Meteor Shower Brings the Fireballs
The annual Geminids meteor shower is known for an unusually large number of large flashes in the sky, known as fireballs. The Bitterroot Valley skies were a little hazy with high clouds Thursday evening and Friday morning (Dec. 13-14), but you could still see some of the "falling stars," as in the photo above. There were 56 fireballs reported Thursday from the NASA all-sky cameras. Observers in Europe were reporting about 85 meteors per hour during that time. The little rocky objects (and they are tiny) are from comet 3200 Phaethon, which is considered a "rock" comet because of the amount of ore versus ice. There will be more meteors for a few more nights, but we also have clouds predicted. Timing is everything.
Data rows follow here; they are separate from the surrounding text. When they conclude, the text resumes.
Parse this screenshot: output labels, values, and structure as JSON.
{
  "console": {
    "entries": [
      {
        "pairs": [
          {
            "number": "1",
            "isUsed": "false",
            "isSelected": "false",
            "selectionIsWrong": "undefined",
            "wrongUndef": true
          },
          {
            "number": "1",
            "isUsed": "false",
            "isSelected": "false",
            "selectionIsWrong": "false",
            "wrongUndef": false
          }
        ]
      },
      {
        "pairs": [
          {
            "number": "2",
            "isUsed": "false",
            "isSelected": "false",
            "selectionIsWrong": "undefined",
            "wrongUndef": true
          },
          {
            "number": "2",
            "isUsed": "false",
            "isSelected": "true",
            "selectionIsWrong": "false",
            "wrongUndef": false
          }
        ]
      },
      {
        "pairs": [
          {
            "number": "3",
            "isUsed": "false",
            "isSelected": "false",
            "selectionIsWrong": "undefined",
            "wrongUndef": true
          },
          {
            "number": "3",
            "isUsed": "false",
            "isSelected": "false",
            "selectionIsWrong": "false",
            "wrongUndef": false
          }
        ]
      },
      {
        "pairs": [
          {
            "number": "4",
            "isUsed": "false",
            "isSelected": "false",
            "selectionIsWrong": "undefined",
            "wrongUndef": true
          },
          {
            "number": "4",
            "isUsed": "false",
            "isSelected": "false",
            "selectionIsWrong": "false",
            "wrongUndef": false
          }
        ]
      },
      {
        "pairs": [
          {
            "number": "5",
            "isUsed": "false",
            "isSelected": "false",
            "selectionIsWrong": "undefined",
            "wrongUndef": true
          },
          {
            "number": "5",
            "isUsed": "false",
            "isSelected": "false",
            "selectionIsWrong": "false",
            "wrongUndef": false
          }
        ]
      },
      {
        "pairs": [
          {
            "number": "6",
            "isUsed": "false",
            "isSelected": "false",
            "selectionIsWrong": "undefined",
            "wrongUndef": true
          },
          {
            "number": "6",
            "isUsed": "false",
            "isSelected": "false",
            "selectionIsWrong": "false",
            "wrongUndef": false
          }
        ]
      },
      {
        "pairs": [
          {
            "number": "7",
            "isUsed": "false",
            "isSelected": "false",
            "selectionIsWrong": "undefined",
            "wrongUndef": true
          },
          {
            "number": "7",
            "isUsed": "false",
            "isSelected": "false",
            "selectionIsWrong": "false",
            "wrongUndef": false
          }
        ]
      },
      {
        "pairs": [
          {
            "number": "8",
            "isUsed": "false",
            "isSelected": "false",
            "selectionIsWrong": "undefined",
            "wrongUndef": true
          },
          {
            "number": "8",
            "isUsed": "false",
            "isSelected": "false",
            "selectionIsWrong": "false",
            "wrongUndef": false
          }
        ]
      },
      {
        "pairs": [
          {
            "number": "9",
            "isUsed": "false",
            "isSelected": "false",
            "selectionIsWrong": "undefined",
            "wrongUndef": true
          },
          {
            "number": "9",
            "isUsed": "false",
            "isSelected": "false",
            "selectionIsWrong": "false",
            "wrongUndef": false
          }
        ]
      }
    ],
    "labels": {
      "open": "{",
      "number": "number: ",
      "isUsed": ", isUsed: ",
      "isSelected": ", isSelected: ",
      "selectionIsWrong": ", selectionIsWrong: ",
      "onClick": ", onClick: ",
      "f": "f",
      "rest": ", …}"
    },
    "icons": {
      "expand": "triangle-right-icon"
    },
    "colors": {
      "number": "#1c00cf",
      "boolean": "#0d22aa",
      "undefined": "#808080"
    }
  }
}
By the way, a different comet is making itself visible in the night sky. It's a blue hazy thing and in order to see it requires a little patience and some knowledge as to its general location among the constellations. From our position on Earth, we'll see Comet 46/Wirtanen passing between Orion and the Pleiades and should be visible for at least a week or two. You might want to use binoculars to see it. Its closest approach to Earth is December 16, which also nearly coincides with its closest approach to the Sun. By late January, it will on its outward bound path, but you might be able to see it by the Big Dipper. Get more information on that and other sky events at spaceweather.com. December 16th also has good odds for some Northern Lights.